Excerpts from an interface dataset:
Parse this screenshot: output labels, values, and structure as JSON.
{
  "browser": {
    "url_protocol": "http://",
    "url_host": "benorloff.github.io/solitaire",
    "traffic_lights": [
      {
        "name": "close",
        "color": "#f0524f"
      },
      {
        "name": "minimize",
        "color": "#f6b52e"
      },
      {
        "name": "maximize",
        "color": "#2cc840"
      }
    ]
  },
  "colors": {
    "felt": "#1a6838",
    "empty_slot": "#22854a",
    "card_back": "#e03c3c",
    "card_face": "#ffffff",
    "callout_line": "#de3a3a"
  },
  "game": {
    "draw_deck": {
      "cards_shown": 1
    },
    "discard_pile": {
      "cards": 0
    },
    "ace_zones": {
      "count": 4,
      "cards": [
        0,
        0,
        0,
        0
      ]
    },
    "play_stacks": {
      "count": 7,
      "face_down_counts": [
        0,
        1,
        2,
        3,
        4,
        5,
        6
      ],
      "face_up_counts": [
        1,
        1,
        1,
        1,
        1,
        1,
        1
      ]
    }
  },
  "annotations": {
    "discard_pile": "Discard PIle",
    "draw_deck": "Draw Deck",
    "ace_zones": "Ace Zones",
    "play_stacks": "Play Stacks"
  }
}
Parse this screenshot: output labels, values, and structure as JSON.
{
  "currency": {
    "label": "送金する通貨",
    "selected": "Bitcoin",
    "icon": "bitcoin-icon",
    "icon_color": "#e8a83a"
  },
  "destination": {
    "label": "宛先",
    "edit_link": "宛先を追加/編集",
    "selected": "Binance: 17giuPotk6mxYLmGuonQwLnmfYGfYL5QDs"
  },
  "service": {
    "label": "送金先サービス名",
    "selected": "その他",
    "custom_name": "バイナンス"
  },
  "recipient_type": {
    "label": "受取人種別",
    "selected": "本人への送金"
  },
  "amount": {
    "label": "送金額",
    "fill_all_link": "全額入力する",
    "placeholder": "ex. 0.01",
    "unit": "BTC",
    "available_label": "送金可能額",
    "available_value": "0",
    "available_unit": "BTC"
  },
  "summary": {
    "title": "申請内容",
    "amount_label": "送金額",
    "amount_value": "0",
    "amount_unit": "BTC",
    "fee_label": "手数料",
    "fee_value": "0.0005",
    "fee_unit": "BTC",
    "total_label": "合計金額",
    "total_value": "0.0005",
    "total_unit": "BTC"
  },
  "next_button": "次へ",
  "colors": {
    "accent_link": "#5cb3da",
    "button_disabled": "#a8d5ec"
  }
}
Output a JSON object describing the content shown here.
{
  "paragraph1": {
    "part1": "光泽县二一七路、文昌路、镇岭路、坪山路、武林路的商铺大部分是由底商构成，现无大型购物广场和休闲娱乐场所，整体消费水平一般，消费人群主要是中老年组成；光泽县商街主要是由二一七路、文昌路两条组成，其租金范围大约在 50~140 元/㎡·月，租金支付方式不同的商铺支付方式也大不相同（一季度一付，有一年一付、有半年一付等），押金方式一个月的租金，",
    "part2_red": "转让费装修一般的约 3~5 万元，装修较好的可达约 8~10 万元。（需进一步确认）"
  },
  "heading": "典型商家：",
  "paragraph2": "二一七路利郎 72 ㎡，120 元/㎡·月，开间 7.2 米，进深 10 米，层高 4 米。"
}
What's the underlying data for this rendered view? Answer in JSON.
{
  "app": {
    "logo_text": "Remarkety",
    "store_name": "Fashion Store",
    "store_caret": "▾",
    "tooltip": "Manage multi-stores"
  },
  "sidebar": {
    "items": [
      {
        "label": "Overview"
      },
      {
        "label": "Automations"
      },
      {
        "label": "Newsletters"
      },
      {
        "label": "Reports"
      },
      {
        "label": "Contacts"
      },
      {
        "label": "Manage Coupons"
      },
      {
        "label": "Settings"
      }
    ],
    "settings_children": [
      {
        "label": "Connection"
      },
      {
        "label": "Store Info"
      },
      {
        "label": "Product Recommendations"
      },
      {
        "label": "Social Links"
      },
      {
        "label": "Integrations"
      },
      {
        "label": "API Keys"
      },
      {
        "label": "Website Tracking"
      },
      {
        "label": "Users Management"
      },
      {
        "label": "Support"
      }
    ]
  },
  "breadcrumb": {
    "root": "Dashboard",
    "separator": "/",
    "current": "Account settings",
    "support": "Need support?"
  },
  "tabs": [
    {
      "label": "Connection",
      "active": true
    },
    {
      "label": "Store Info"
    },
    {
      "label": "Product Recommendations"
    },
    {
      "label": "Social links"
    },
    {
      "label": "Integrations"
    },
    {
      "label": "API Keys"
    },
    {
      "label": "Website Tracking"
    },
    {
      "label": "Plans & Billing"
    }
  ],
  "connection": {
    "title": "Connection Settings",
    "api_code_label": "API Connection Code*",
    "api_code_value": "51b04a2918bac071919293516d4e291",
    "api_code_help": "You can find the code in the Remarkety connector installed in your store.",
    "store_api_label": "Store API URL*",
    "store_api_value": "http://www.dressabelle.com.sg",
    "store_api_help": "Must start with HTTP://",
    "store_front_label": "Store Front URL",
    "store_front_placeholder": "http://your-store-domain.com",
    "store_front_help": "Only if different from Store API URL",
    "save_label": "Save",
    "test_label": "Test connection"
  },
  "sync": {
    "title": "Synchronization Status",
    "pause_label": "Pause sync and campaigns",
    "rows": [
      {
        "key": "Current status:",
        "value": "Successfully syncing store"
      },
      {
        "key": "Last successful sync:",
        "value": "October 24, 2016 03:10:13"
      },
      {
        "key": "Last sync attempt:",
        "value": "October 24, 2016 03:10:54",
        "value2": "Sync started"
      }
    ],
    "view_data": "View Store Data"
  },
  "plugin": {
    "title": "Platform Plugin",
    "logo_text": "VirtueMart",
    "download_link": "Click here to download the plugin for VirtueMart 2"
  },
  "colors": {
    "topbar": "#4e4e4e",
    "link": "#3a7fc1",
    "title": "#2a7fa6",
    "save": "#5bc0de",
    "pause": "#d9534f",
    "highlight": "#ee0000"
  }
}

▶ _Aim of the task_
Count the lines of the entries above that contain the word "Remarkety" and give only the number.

▶ _Solved exercise_
2